I have realized something important about graphic novels. One of most favorite parts of this type of text is the Author’s Note. I had this epiphany while reading Hey, Kiddo. There is something amazing about reading the story behind the graphics, and many times, I end up with crocodile tears in my eyes once I finish this often-missed treasure of text. This is where the power lies—in hearing other peoples’ stories and witnessing their challenges and inspiring tales of perseverance. This book was no exception to my realization.
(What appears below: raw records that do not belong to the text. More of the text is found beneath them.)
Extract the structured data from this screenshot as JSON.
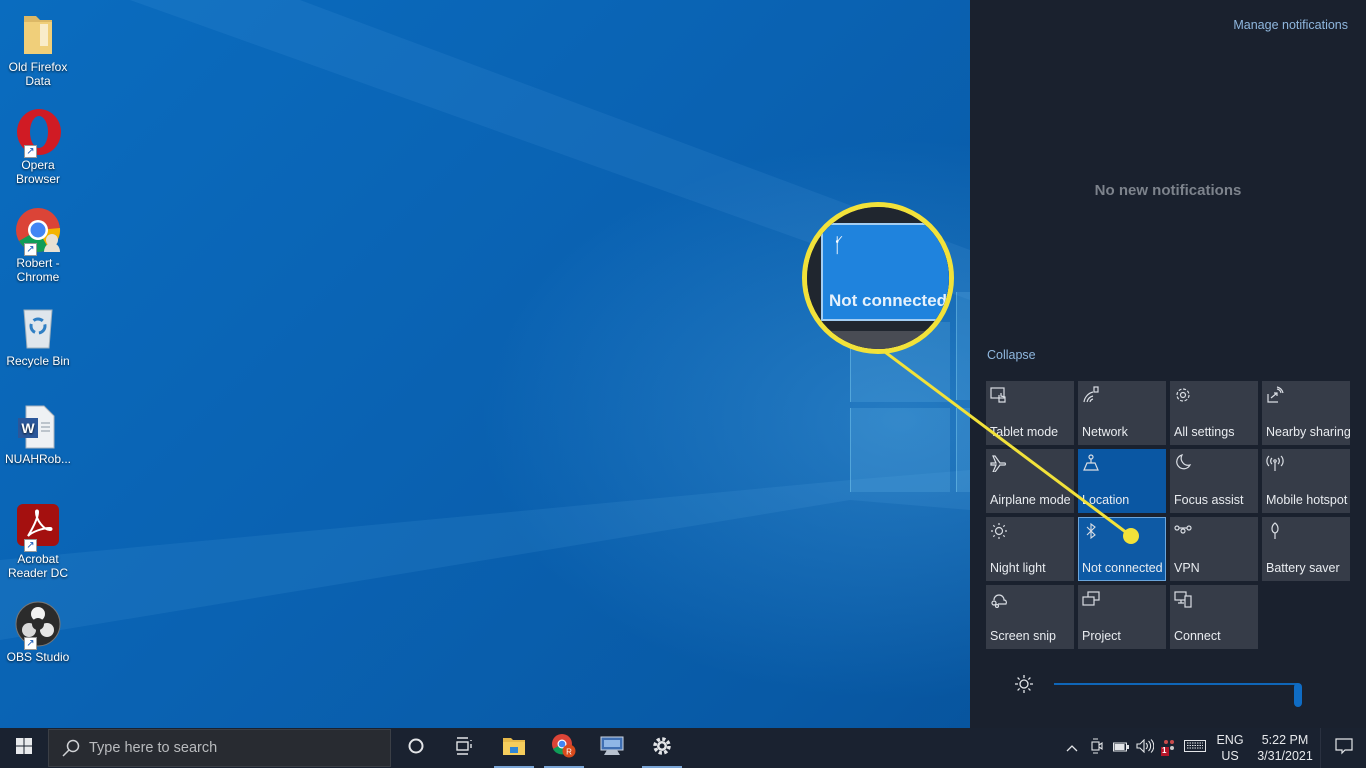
{
  "desktop": {
    "icons": [
      {
        "label": "Old Firefox Data",
        "icon": "folder-icon",
        "shortcut": false
      },
      {
        "label": "Opera Browser",
        "icon": "opera-icon",
        "shortcut": true
      },
      {
        "label": "Robert - Chrome",
        "icon": "chrome-icon",
        "shortcut": true
      },
      {
        "label": "Recycle Bin",
        "icon": "recycle-bin-icon",
        "shortcut": false
      },
      {
        "label": "NUAHRob...",
        "icon": "word-document-icon",
        "shortcut": false
      },
      {
        "label": "Acrobat Reader DC",
        "icon": "acrobat-icon",
        "shortcut": true
      },
      {
        "label": "OBS Studio",
        "icon": "obs-icon",
        "shortcut": true
      }
    ]
  },
  "action_center": {
    "manage_notifications": "Manage notifications",
    "no_notifications": "No new notifications",
    "collapse": "Collapse",
    "quick_actions": [
      {
        "label": "Tablet mode",
        "icon": "tablet-mode-icon",
        "state": "off"
      },
      {
        "label": "Network",
        "icon": "network-icon",
        "state": "off"
      },
      {
        "label": "All settings",
        "icon": "gear-icon",
        "state": "off"
      },
      {
        "label": "Nearby sharing",
        "icon": "nearby-sharing-icon",
        "state": "off"
      },
      {
        "label": "Airplane mode",
        "icon": "airplane-icon",
        "state": "off"
      },
      {
        "label": "Location",
        "icon": "location-icon",
        "state": "on"
      },
      {
        "label": "Focus assist",
        "icon": "moon-icon",
        "state": "off"
      },
      {
        "label": "Mobile hotspot",
        "icon": "hotspot-icon",
        "state": "off"
      },
      {
        "label": "Night light",
        "icon": "night-light-icon",
        "state": "off"
      },
      {
        "label": "Not connected",
        "icon": "bluetooth-icon",
        "state": "on"
      },
      {
        "label": "VPN",
        "icon": "vpn-icon",
        "state": "off"
      },
      {
        "label": "Battery saver",
        "icon": "battery-saver-icon",
        "state": "off"
      },
      {
        "label": "Screen snip",
        "icon": "screen-snip-icon",
        "state": "off"
      },
      {
        "label": "Project",
        "icon": "project-icon",
        "state": "off"
      },
      {
        "label": "Connect",
        "icon": "connect-icon",
        "state": "off"
      }
    ],
    "brightness_percent": 100,
    "accent_color": "#0a57a3"
  },
  "callout": {
    "label": "Not connected",
    "icon": "bluetooth-icon",
    "color": "#f2e23a"
  },
  "taskbar": {
    "search_placeholder": "Type here to search",
    "pinned": [
      {
        "name": "cortana",
        "icon": "cortana-circle-icon",
        "running": false
      },
      {
        "name": "task-view",
        "icon": "task-view-icon",
        "running": false
      },
      {
        "name": "file-explorer",
        "icon": "file-explorer-icon",
        "running": true
      },
      {
        "name": "chrome",
        "icon": "chrome-profile-icon",
        "running": true
      },
      {
        "name": "remote-desktop",
        "icon": "remote-desktop-icon",
        "running": false
      },
      {
        "name": "settings",
        "icon": "gear-icon",
        "running": true
      }
    ],
    "tray": {
      "language_top": "ENG",
      "language_bottom": "US",
      "time": "5:22 PM",
      "date": "3/31/2021",
      "badge_count": "1"
    }
  }
}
The dilemma, I find, is not whether to read the Author’s Note, but WHEN to read it. Do I enjoy it first (setting the stage for reading?). Or do I leave it until the end of the novel, allowing me to check how deeply I have comprehended? Have I missed parts of the book and now the pieces are coming together? Yes, this is the madness that brews in the mind of an avid reader, and, with any hope, I can pass this along to my daughter and students with whom I work. This time, I saved it for last, and my daughter agreed we made the right decision. Waiting was an added bonus to “The Great Experience,” as I now call reading with my daughter. We learned about the author’s purpose of writing her book as we read Sophie’s story, and it was no surprise this author wrote her first novel during the time of COVID. Elena, my daughter, exclaimed, “Oh, we should have known!” and then started flipping back to show me the text evidence (again, her words, not mine) that was provided. This gave the book a whole new “look” at this point. Elena and I were able to talk about what Sophie shared about “drowning” during the pandemic, and the feeling she had of loneliness and despair. It was cathartic for both of us, and it gave us important mother/daughter time to talk about challenges in life.
As I the packed my briefcase for work the next day at the university, I excitedly placed Crushing in my bag. And the following day, I had a whole new “Great Experience” with a class of 25 pre-service teachers. This is the power of community and the power of sharing books. Thanks, Andy. I am so grateful for all we share with our “book” family.